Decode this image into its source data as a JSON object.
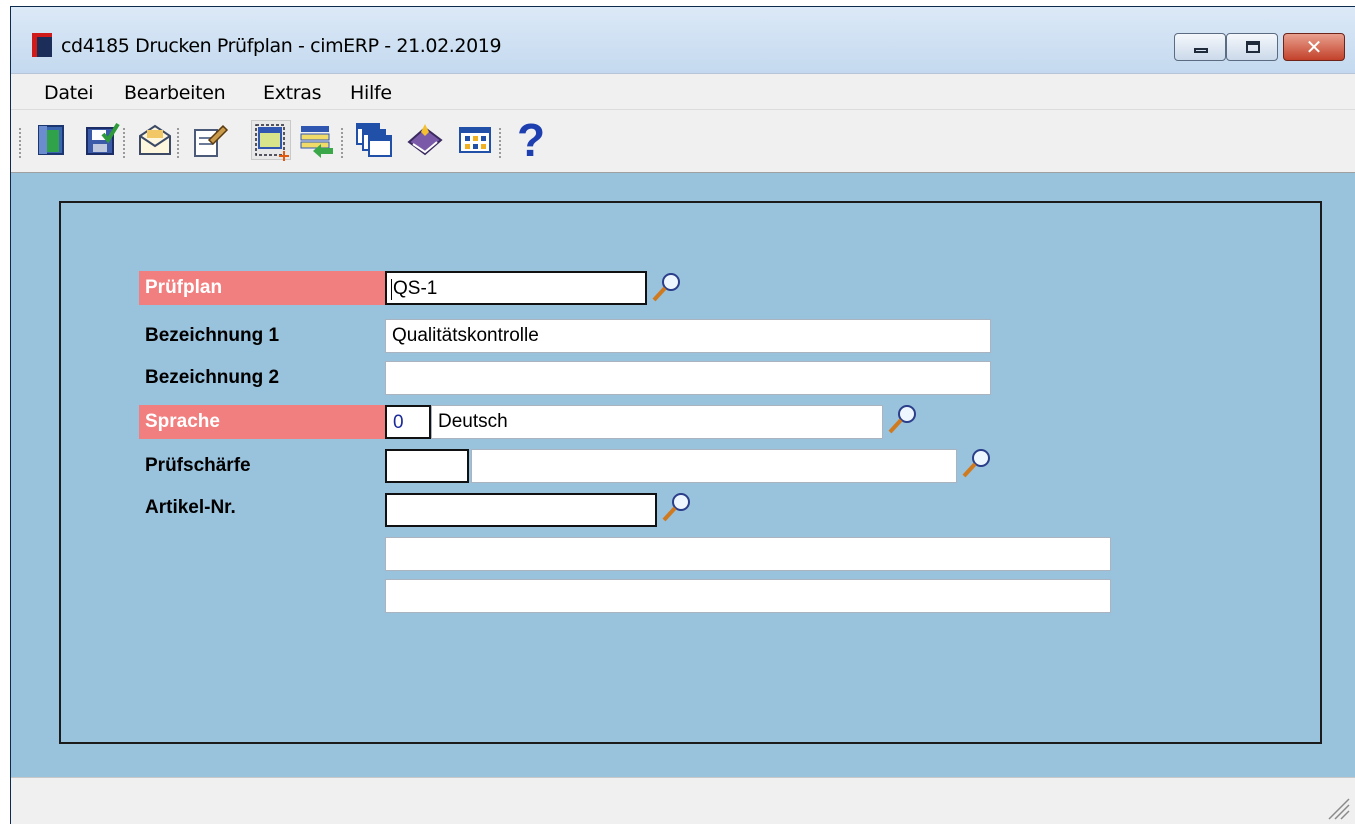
{
  "window": {
    "title": "cd4185 Drucken Prüfplan - cimERP - 21.02.2019",
    "controls": [
      "minimize",
      "maximize",
      "close"
    ]
  },
  "menu": {
    "items": [
      "Datei",
      "Bearbeiten",
      "Extras",
      "Hilfe"
    ]
  },
  "toolbar": {
    "buttons": [
      {
        "icon": "exit-door-icon"
      },
      {
        "icon": "save-check-icon"
      },
      {
        "icon": "mail-envelope-icon"
      },
      {
        "icon": "edit-document-icon"
      },
      {
        "icon": "new-selection-icon"
      },
      {
        "icon": "transfer-list-icon"
      },
      {
        "icon": "windows-icon"
      },
      {
        "icon": "book-icon"
      },
      {
        "icon": "grid-table-icon"
      },
      {
        "icon": "help-icon",
        "label": "?"
      }
    ]
  },
  "form": {
    "pruefplan": {
      "label": "Prüfplan",
      "value": "QS-1",
      "required": true
    },
    "bezeichnung1": {
      "label": "Bezeichnung 1",
      "value": "Qualitätskontrolle"
    },
    "bezeichnung2": {
      "label": "Bezeichnung 2",
      "value": ""
    },
    "sprache": {
      "label": "Sprache",
      "code": "0",
      "name": "Deutsch",
      "required": true
    },
    "pruefschaerfe": {
      "label": "Prüfschärfe",
      "code": "",
      "name": ""
    },
    "artikel": {
      "label": "Artikel-Nr.",
      "value": "",
      "line1": "",
      "line2": ""
    }
  },
  "colors": {
    "required_label_bg": "#f27f7f",
    "client_bg": "#99c2dc",
    "frame_border": "#1b1b1b"
  },
  "statusbar": {
    "text": ""
  }
}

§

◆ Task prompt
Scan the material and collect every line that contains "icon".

◆ Result of the task
        "icon": "exit-door-icon"
        "icon": "save-check-icon"
        "icon": "mail-envelope-icon"
        "icon": "edit-document-icon"
        "icon": "new-selection-icon"
        "icon": "transfer-list-icon"
        "icon": "windows-icon"
        "icon": "book-icon"
        "icon": "grid-table-icon"
        "icon": "help-icon",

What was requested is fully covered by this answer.